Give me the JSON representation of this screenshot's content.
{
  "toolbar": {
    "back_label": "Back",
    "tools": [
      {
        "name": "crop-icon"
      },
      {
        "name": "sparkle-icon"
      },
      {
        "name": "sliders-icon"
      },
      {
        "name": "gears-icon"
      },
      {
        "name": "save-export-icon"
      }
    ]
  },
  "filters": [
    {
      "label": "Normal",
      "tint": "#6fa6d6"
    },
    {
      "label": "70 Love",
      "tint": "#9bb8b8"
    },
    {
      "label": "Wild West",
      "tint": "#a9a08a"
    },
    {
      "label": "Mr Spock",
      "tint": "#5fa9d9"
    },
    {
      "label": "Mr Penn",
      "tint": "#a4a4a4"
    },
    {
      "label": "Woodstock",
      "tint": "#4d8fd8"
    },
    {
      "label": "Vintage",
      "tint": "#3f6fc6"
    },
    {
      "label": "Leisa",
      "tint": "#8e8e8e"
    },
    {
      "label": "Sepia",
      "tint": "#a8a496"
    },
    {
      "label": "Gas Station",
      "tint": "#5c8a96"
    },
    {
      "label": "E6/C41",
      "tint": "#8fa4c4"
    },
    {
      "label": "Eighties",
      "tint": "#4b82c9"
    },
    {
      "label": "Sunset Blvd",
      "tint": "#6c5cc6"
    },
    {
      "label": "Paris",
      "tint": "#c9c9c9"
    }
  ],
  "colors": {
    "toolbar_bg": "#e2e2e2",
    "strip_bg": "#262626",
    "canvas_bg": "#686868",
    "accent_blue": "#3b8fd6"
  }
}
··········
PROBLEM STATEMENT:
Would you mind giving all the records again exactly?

RESULT:
Give me the JSON representation of this screenshot's content.
{
  "toolbar": {
    "back_label": "Back",
    "tools": [
      {
        "name": "crop-icon"
      },
      {
        "name": "sparkle-icon"
      },
      {
        "name": "sliders-icon"
      },
      {
        "name": "gears-icon"
      },
      {
        "name": "save-export-icon"
      }
    ]
  },
  "filters": [
    {
      "label": "Normal",
      "tint": "#6fa6d6"
    },
    {
      "label": "70 Love",
      "tint": "#9bb8b8"
    },
    {
      "label": "Wild West",
      "tint": "#a9a08a"
    },
    {
      "label": "Mr Spock",
      "tint": "#5fa9d9"
    },
    {
      "label": "Mr Penn",
      "tint": "#a4a4a4"
    },
    {
      "label": "Woodstock",
      "tint": "#4d8fd8"
    },
    {
      "label": "Vintage",
      "tint": "#3f6fc6"
    },
    {
      "label": "Leisa",
      "tint": "#8e8e8e"
    },
    {
      "label": "Sepia",
      "tint": "#a8a496"
    },
    {
      "label": "Gas Station",
      "tint": "#5c8a96"
    },
    {
      "label": "E6/C41",
      "tint": "#8fa4c4"
    },
    {
      "label": "Eighties",
      "tint": "#4b82c9"
    },
    {
      "label": "Sunset Blvd",
      "tint": "#6c5cc6"
    },
    {
      "label": "Paris",
      "tint": "#c9c9c9"
    }
  ],
  "colors": {
    "toolbar_bg": "#e2e2e2",
    "strip_bg": "#262626",
    "canvas_bg": "#686868",
    "accent_blue": "#3b8fd6"
  }
}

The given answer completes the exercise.